▶ WHAT THIS TASK INVOLVES
Search the data for the word "kind" and copy out every line that has it.

[Entries from a dataset of interfaces]
··········

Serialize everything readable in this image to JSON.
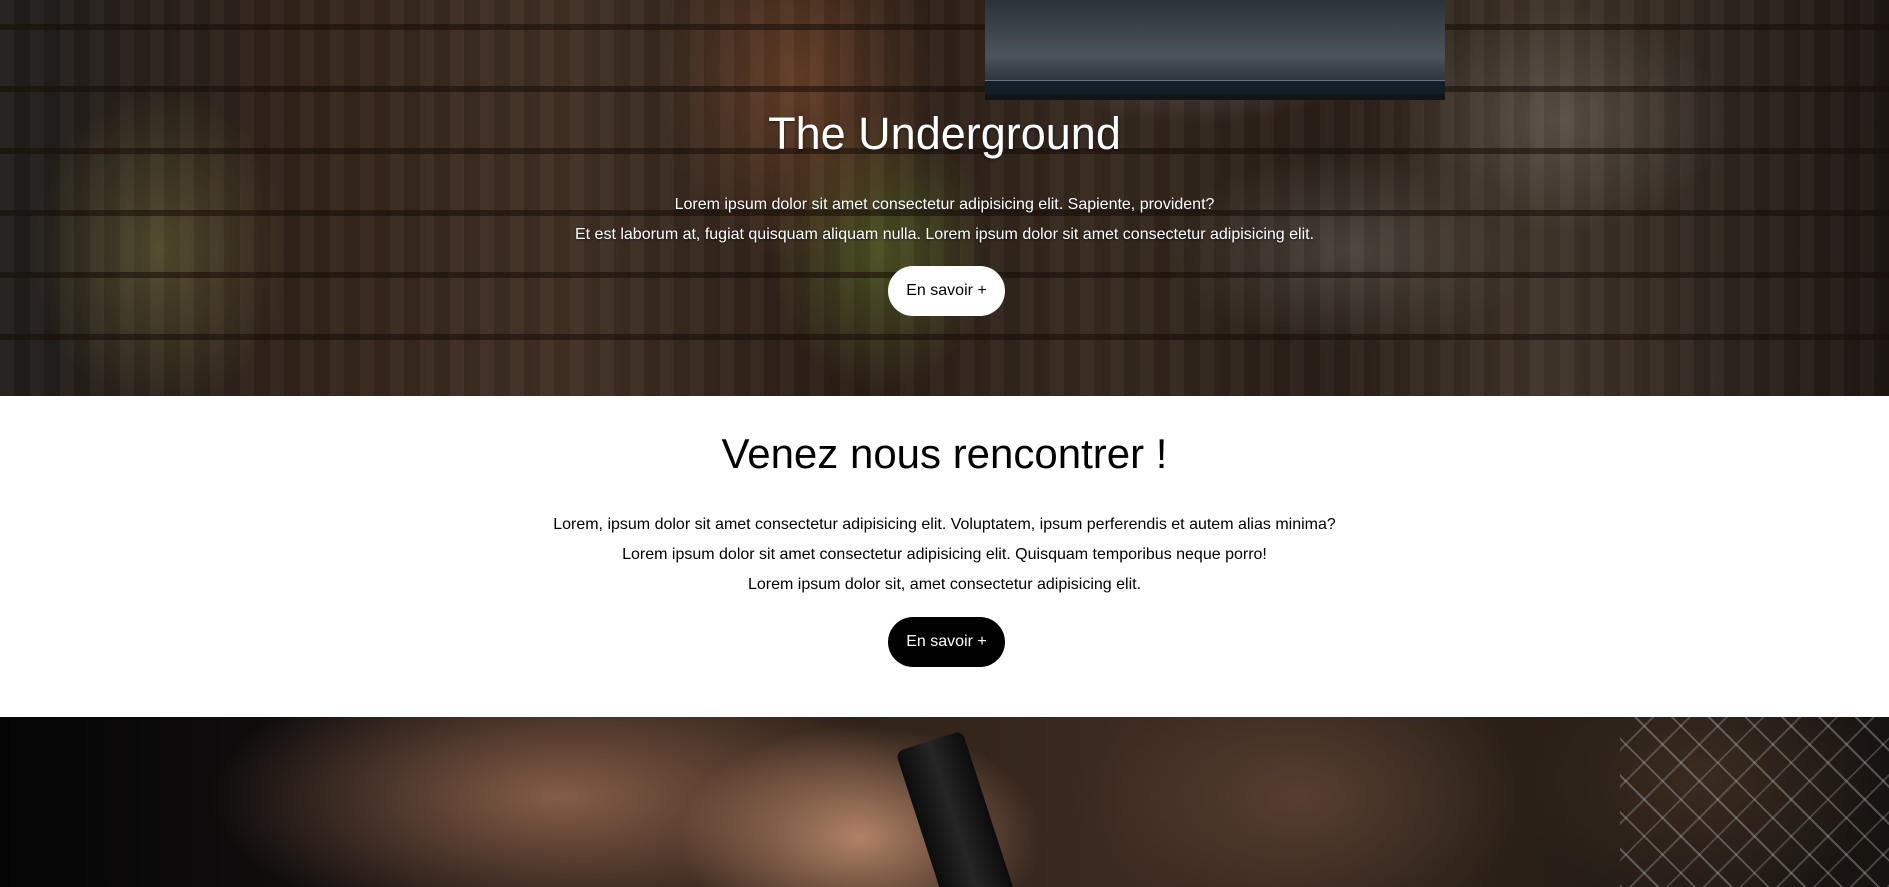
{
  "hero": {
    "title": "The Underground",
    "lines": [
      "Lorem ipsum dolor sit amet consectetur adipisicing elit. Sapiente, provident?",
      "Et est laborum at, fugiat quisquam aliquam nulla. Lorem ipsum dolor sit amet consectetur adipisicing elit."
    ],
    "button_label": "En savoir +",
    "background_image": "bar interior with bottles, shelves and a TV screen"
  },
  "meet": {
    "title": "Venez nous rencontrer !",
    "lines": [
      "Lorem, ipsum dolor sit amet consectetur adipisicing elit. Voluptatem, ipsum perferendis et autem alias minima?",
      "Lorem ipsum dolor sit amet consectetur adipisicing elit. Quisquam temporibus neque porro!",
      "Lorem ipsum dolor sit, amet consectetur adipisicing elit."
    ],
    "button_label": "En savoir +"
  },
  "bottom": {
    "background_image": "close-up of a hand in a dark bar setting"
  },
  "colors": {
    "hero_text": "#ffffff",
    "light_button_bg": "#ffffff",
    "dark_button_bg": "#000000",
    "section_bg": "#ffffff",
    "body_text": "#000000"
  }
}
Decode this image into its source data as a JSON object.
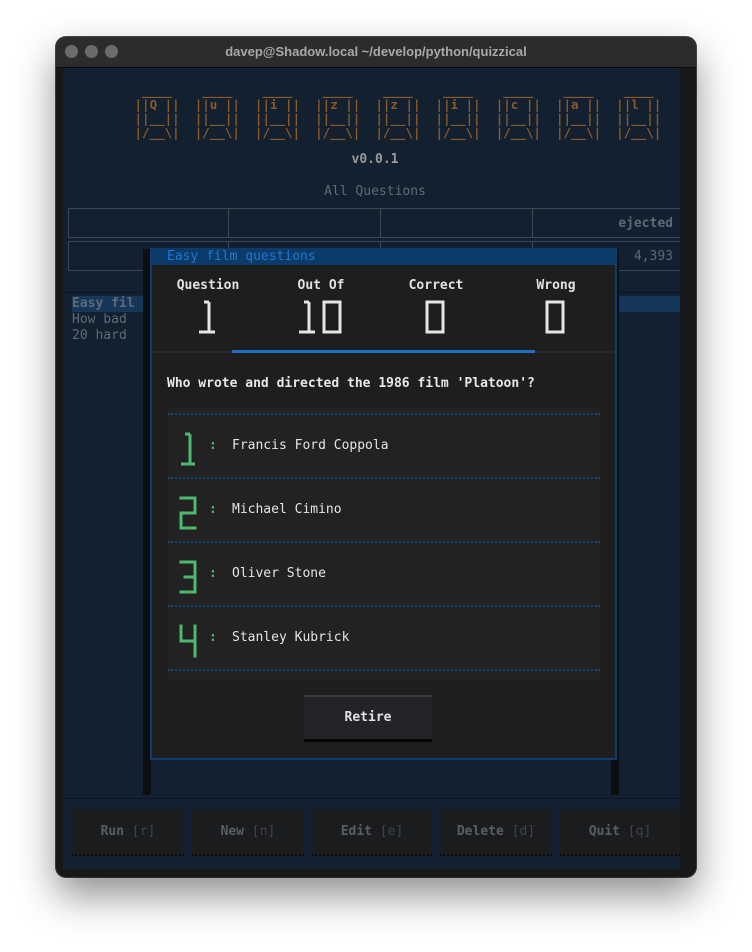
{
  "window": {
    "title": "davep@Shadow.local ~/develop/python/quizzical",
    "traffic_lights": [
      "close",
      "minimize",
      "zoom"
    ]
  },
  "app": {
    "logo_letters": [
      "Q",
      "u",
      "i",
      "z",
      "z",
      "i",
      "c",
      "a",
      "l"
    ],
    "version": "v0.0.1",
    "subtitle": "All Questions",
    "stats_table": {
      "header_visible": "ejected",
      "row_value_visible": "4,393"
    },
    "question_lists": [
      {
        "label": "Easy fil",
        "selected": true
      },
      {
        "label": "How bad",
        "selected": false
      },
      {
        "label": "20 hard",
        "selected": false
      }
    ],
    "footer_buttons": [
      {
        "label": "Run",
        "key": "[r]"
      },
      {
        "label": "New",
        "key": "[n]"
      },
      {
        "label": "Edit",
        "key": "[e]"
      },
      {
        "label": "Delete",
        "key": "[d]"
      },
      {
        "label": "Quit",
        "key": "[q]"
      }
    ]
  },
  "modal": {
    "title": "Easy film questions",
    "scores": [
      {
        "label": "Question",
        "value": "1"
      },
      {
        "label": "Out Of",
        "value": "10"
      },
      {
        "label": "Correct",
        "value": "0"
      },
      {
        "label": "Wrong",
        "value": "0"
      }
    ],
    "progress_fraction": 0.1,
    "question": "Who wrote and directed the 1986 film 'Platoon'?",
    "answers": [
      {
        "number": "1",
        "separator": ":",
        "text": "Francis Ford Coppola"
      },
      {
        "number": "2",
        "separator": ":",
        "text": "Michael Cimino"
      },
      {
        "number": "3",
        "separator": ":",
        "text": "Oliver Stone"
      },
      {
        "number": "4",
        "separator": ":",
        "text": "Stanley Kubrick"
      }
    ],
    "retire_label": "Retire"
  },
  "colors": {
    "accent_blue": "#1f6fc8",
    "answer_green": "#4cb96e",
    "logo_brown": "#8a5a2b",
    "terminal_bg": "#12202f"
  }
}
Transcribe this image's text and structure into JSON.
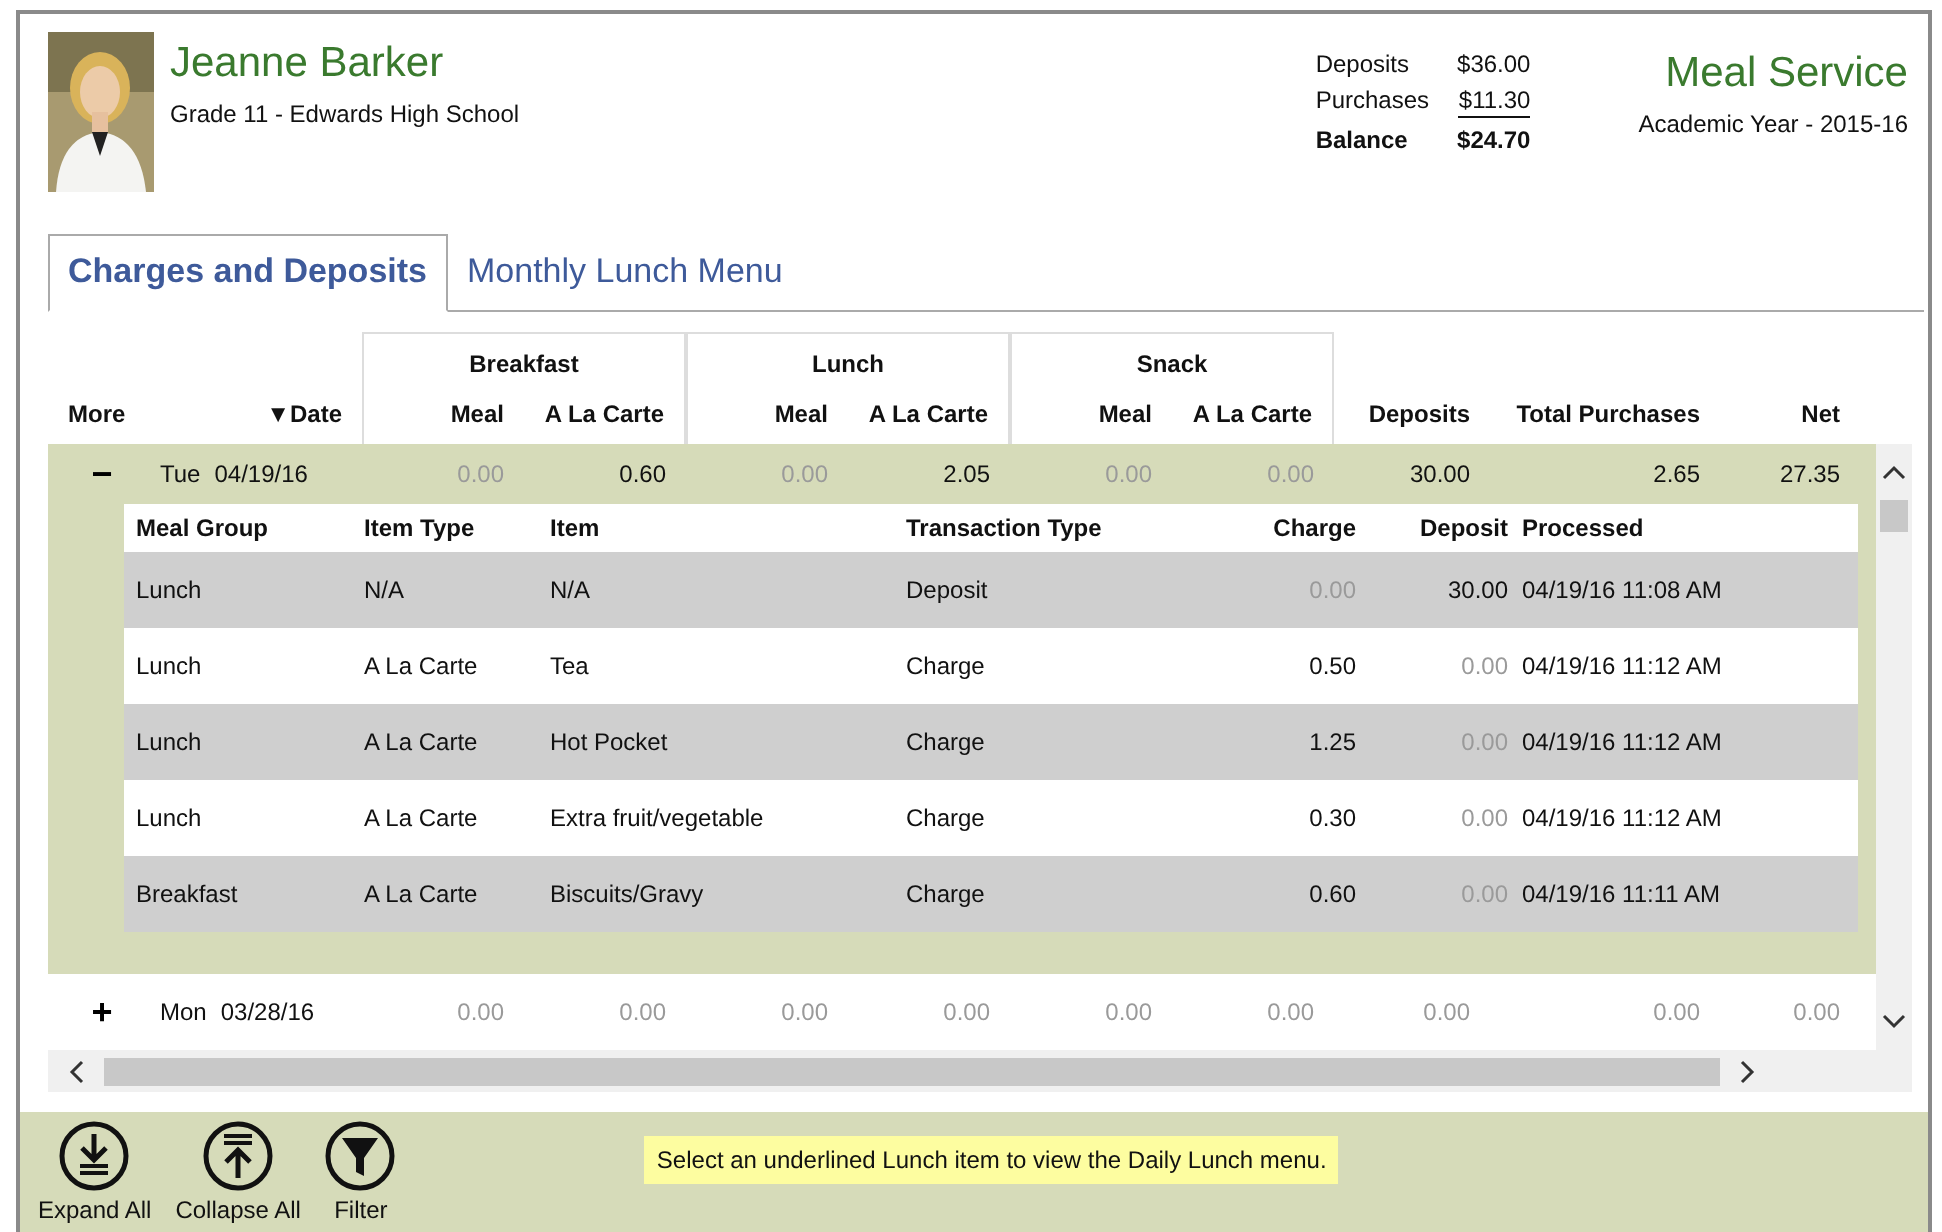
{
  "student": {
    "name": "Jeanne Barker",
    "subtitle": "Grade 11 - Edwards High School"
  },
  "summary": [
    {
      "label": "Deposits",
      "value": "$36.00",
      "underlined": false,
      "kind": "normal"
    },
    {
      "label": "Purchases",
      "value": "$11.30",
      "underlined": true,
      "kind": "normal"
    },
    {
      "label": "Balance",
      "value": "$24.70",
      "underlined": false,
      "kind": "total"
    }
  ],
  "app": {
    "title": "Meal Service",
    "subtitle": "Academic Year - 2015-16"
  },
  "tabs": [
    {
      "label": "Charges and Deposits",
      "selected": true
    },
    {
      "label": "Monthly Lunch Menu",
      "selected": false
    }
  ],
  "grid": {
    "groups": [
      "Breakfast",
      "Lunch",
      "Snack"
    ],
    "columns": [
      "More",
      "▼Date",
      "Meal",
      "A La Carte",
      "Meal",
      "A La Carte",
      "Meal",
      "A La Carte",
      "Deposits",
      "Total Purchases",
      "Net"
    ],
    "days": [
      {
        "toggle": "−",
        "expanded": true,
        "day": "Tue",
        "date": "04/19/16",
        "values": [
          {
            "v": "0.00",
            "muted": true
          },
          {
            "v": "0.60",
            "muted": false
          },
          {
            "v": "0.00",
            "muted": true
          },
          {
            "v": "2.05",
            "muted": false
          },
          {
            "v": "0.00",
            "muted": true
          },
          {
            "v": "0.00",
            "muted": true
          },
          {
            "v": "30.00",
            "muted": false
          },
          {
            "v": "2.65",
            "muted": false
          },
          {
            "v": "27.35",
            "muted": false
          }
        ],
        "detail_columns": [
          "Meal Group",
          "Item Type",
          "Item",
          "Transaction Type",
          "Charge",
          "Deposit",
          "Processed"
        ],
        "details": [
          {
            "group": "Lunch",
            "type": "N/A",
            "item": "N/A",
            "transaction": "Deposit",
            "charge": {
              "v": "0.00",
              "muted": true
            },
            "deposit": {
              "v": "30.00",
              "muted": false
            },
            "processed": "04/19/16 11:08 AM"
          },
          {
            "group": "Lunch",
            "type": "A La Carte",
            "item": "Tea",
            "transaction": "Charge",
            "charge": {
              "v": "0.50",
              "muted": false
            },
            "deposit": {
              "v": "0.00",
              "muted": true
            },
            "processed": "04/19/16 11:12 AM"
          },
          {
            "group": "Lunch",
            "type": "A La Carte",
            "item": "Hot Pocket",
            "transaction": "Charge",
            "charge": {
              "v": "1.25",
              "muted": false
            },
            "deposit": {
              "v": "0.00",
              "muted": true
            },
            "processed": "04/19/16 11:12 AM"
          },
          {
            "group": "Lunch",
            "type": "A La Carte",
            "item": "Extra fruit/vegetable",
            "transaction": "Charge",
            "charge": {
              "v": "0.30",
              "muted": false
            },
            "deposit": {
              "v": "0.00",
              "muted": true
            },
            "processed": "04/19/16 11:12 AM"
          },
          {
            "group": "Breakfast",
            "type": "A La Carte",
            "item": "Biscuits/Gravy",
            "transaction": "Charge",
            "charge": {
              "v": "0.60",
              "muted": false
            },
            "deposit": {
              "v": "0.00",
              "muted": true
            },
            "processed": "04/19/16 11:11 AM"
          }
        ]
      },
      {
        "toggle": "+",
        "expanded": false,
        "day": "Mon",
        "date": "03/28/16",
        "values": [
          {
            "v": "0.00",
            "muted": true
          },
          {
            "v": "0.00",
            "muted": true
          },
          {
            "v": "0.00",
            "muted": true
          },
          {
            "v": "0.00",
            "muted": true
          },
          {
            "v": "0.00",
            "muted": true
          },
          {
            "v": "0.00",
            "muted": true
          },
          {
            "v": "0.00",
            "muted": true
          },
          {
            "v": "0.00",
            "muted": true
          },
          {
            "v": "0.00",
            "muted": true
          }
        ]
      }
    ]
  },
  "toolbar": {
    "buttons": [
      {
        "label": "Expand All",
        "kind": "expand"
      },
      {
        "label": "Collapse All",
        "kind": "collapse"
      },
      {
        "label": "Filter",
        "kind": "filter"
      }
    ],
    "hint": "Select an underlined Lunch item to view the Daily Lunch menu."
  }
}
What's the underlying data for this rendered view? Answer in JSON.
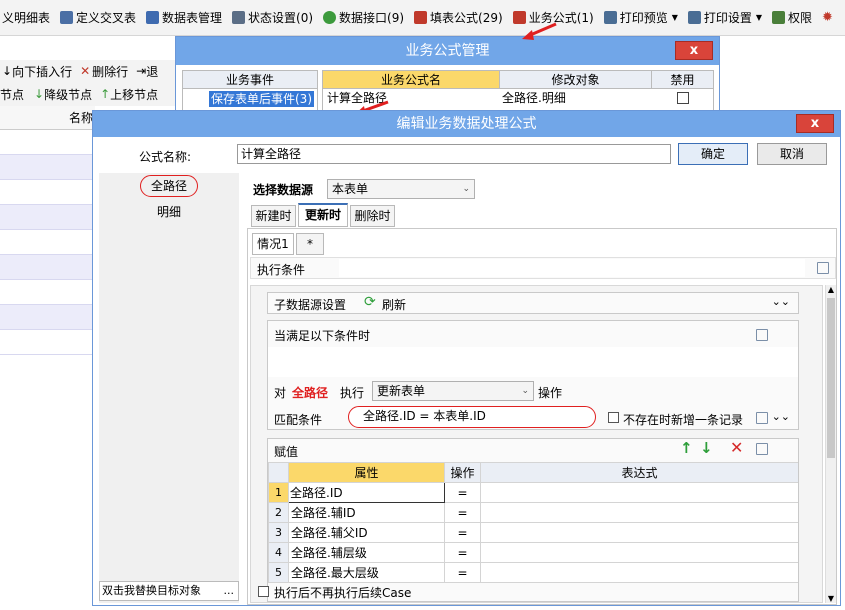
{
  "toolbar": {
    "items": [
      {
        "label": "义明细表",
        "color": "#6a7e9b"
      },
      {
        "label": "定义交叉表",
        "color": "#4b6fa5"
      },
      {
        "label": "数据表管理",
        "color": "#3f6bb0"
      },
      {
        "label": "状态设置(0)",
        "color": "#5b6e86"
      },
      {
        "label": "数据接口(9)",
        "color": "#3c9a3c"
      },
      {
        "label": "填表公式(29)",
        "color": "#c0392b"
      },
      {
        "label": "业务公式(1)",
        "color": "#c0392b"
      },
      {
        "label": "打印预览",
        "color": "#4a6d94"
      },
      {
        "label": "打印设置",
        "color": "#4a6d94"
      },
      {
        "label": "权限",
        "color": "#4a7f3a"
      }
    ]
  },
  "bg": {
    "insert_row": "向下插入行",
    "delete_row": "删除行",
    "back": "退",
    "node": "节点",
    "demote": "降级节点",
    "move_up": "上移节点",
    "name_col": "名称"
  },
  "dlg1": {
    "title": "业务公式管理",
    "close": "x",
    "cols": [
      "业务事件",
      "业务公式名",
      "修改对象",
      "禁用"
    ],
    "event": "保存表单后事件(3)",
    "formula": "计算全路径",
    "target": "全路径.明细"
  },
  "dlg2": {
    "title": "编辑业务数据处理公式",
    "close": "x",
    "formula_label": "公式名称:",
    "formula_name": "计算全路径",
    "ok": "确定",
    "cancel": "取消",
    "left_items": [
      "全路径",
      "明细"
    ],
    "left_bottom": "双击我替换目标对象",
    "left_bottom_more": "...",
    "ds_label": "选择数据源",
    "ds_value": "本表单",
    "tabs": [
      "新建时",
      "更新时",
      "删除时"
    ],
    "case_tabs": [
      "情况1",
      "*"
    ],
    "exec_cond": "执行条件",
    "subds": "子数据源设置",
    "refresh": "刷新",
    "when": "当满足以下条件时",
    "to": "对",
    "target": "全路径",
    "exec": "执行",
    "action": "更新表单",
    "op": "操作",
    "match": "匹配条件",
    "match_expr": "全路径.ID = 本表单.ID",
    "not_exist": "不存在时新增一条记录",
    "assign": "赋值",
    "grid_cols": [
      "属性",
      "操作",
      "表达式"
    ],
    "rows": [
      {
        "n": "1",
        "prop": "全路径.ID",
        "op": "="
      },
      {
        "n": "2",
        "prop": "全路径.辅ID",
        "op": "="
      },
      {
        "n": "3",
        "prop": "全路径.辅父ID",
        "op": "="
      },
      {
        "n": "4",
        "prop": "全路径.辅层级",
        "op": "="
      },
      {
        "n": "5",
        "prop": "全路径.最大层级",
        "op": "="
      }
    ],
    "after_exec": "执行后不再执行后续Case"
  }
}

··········

▶ RESPONSE TO THIS EXERCISE
      "kind": "normal"
      "kind": "normal"
      "kind": "total"
        "kind": "expand"
        "kind": "collapse"
        "kind": "filter"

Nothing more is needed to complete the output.